Background: Inflammation within vulnerable coronary plaques may cause unstable angina by promoting rupture and erosion. In unstable angina, activated leukocytes may be found in peripheral and coronary-sinus blood, but it is unclear whether they are selectively activated in the vascular bed of the culprit stenosis.
Methods: We measured the content neutrophil myeloperoxidase content in the cardiac and femoral circulations in five groups of patients: two groups with unstable angina and stenosis in either the left anterior descending coronary artery (24 patients) or the right coronary artery (9 patients); 13 with chronic stable angina; 13 with variant angina and recurrent ischemia; and 6 controls. Blood samples were taken from the aorta, the femoral vein, and the great cardiac vein, which selectively drains blood from the left but not the right coronary artery.

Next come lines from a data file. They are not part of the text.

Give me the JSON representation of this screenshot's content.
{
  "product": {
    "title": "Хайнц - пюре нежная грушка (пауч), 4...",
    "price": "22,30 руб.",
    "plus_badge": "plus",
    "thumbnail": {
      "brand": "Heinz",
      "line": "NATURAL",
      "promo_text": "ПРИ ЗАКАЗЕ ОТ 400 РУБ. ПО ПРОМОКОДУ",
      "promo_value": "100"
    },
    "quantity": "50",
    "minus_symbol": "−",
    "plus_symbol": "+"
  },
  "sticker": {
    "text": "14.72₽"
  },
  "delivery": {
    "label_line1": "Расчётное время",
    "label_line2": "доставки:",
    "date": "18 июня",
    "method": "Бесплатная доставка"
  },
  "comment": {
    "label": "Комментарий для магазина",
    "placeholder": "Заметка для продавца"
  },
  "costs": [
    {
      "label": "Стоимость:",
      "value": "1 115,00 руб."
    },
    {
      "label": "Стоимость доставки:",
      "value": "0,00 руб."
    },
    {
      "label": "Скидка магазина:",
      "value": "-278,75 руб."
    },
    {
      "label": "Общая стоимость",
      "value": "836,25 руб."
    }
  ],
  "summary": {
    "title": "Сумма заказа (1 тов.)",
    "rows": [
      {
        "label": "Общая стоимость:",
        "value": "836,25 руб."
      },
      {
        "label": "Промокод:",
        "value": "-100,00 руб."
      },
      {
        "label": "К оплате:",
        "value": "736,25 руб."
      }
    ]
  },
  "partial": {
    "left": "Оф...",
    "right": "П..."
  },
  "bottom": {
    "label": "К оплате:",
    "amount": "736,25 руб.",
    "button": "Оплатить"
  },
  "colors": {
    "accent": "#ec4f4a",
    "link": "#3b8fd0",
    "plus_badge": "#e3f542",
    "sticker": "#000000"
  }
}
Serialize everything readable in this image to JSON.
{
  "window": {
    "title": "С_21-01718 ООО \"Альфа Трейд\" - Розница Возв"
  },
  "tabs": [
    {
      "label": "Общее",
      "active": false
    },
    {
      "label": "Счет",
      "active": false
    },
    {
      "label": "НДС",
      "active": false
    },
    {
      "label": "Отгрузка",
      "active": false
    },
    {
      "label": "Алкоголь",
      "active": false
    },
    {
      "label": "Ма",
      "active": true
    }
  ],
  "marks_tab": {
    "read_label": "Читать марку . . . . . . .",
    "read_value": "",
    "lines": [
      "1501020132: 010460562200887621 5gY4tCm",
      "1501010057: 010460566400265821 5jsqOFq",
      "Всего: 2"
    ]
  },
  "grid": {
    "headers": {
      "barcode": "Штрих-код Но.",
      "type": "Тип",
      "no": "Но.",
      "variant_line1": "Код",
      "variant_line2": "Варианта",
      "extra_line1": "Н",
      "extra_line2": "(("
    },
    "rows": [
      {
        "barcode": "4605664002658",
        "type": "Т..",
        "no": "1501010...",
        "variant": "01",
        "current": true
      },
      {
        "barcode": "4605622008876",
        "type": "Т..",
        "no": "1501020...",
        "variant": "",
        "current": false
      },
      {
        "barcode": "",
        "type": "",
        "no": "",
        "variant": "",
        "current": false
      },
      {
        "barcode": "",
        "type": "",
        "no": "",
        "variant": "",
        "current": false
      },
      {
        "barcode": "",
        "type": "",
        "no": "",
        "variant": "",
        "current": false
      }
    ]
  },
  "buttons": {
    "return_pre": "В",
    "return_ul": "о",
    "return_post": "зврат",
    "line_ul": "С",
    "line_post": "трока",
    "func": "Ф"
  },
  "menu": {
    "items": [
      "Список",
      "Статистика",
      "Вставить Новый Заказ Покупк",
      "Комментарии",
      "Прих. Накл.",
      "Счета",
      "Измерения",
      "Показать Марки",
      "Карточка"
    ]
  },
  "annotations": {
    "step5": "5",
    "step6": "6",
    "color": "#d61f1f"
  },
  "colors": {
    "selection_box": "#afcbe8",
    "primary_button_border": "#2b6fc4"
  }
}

Results: The neutrophil myeloperoxidase content of aortic blood was similar in both groups of patients with unstable angina (-3.9 and -5.5, with negative values representing depletion of the enzyme due to neutrophil activation) and significantly lower than in the other three groups (P<0.05). Independently of the site of the stenosis, the neutrophil myeloperoxidase content in blood from the great cardiac vein was significantly decreased in both groups of patients with unstable angina (-6.4 in those with a left coronary lesion and -6.6 in those with a right coronary lesion), but not in patients with stable angina and multiple stenoses, patients with variant angina and recurrent ischemia, or controls. There was also a significant transcoronary reduction in myeloperoxidase content in both groups with unstable angina.
Conclusions: The widespread activation of neutrophils across the coronary vascular bed in patients with unstable angina, regardless of the location of the culprit stenosis, challenges the concept of a single vulnerable plaque in unstable coronary syndromes.